Doctors report that Hispanic parents think a fat baby is a healthy baby and expect children to grow out of their plumpness. But in this country, there's a good chance they won't. Obesity in childhood accounts for a quarter of adult obesity cases, according to the Centers for Disease Control and Prevention.
What's more, type 2 diabetes, a major consequence of obesity, now makes up a substantial portion of all new diabetes cases in children and teenagers, the CDC reports. This type of diabetes in children was nearly unheard of 10 years ago.
This year, the Legislature approved more than $2-million for Hispanic obesity prevention.
Ninfa Rodriguez isn't waiting for studies or state funds. Last year, the Dover Elementary School teacher started after-school exercise and nutrition classes.
Wylie Alvarez, 18, sat back in his chair one recent morning. The Plant City High School senior had circled the huevos rancheros recipe in his food preparation class.
Of the recipes in front of him, surely the huevos rancheros was the healthiest, with its 19 grams of protein, he thought. But he missed a crucial detail: the 1,182 milligrams of sodium. That's almost half the daily recommended maximum, teacher Ann Lyons said. The chili recipe had about a third less salt and was the right answer.

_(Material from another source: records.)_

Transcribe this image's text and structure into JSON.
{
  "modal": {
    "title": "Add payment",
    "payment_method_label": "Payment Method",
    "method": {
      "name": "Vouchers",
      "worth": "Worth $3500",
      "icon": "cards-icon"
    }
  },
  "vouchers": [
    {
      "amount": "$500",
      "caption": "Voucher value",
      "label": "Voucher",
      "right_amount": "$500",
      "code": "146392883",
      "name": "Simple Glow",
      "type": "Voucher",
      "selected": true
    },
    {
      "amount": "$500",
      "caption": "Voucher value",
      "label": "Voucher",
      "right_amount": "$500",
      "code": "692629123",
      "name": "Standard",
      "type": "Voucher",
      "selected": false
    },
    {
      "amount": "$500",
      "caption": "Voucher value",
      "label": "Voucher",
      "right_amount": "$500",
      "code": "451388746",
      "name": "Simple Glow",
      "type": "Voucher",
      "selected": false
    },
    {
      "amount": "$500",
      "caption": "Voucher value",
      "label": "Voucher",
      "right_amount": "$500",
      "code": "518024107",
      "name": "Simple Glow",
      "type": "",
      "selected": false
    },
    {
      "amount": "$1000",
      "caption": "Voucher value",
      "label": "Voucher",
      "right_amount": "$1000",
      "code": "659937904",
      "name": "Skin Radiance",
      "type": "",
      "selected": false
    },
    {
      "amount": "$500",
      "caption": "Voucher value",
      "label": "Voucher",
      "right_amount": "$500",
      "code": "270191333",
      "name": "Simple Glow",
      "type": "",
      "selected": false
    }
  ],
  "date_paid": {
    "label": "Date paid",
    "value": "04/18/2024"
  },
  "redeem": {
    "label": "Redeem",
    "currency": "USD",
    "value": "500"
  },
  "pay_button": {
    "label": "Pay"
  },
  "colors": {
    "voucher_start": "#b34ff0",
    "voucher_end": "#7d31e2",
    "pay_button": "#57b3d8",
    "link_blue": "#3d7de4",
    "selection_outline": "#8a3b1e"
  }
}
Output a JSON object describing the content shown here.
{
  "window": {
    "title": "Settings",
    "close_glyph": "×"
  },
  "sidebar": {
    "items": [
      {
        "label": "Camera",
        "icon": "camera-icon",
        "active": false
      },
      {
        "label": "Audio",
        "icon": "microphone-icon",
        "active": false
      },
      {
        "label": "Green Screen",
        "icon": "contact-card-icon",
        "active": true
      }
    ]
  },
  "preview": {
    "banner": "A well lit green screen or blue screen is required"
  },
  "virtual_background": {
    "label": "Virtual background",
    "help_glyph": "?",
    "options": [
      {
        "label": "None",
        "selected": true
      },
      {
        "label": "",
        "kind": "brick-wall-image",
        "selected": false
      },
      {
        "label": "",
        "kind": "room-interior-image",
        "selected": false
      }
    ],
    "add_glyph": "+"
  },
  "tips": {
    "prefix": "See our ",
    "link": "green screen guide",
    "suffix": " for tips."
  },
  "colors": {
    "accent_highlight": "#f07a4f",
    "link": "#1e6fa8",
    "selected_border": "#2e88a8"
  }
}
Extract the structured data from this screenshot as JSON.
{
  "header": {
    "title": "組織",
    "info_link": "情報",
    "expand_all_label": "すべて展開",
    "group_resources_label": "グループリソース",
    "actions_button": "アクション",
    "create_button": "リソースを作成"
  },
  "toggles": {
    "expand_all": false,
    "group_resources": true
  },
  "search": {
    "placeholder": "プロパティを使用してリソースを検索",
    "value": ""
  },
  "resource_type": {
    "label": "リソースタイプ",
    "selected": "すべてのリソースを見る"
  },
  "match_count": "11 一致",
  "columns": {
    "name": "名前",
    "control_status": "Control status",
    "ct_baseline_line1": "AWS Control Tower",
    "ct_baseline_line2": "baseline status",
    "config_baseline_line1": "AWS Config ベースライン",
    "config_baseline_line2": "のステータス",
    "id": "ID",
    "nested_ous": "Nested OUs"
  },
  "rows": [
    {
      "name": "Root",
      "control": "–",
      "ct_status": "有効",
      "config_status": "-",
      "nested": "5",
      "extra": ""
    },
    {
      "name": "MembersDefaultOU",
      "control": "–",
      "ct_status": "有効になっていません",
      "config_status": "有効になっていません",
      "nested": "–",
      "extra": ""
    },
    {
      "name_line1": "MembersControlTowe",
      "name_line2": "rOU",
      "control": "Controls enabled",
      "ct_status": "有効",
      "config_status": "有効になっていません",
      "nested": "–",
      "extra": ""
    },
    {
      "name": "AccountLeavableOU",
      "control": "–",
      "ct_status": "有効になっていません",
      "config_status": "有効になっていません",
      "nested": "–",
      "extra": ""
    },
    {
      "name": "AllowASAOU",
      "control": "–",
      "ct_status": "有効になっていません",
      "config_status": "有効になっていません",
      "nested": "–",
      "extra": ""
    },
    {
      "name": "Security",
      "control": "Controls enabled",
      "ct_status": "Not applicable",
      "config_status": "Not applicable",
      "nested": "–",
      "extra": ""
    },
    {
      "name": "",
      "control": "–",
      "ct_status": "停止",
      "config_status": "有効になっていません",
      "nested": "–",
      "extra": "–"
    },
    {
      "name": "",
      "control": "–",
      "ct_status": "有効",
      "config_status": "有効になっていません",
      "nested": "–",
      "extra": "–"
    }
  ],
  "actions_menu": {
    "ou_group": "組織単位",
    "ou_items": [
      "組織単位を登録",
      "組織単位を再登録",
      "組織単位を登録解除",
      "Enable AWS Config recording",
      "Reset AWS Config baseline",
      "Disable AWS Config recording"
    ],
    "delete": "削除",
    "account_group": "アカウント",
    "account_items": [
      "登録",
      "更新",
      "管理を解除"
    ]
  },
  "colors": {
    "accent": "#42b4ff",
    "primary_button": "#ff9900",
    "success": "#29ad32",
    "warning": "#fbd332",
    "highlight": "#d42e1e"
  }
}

On the wall above their heads hung a sign suggesting why, when it comes to nutrition, the nation can't afford to get this wrong. "Government studies,'' it stated, "show young people today may be the first not to live longer than their parents.''
Times Researcher Cathy Wos contributed to this report. Saundra Amrhein can be reached at (813) 661-2441 or email@example.com.
BY THE NUMBERS
66.3% All U.S. adults both overweight and obese.
75.8% Mexican-American adults overweight and obese.
37% Mexican-American children and teens at risk of being overweight and obese.
Source: Journal of the American Medical Association, 2006
Cost in lives, cash
Lives: Obesity and overweight conditions account for about 300,000 deaths in the country every year, second only to tobacco-related deaths.
Total: The total direct and indirect costs of obesity and overweight conditions reached $117-billion in 2000.
What is obesity?
The National Institutes of Health defines obesity and being overweight using a Body Mass Index or BMI. It is a weight in kilograms divided by the square of height in meters. A BMI of 25 and above is considered overweight; a BMI of 30 and more is an obese adult.
For children and teenagers, overweight is defined as a sex-and-age specific BMI at or above the 85th percentile, and the 95th percentile for obesity.
On the Web
- State health officials published the Healthy Hispanic Foods Resource Kit this fall, with recipes in Spanish and English. Visit www.doh.state.fl.us/Family/DCP/hispanic/index.html
- For more information about the National Institutes of Health's Hispanic Community Health Study, visit: www.nih.gov/news/pr/oct2006/nhlbi-12.htm.
Source: Surgeon General's Call to Action to Prevent and Decrease Overweight and Obesity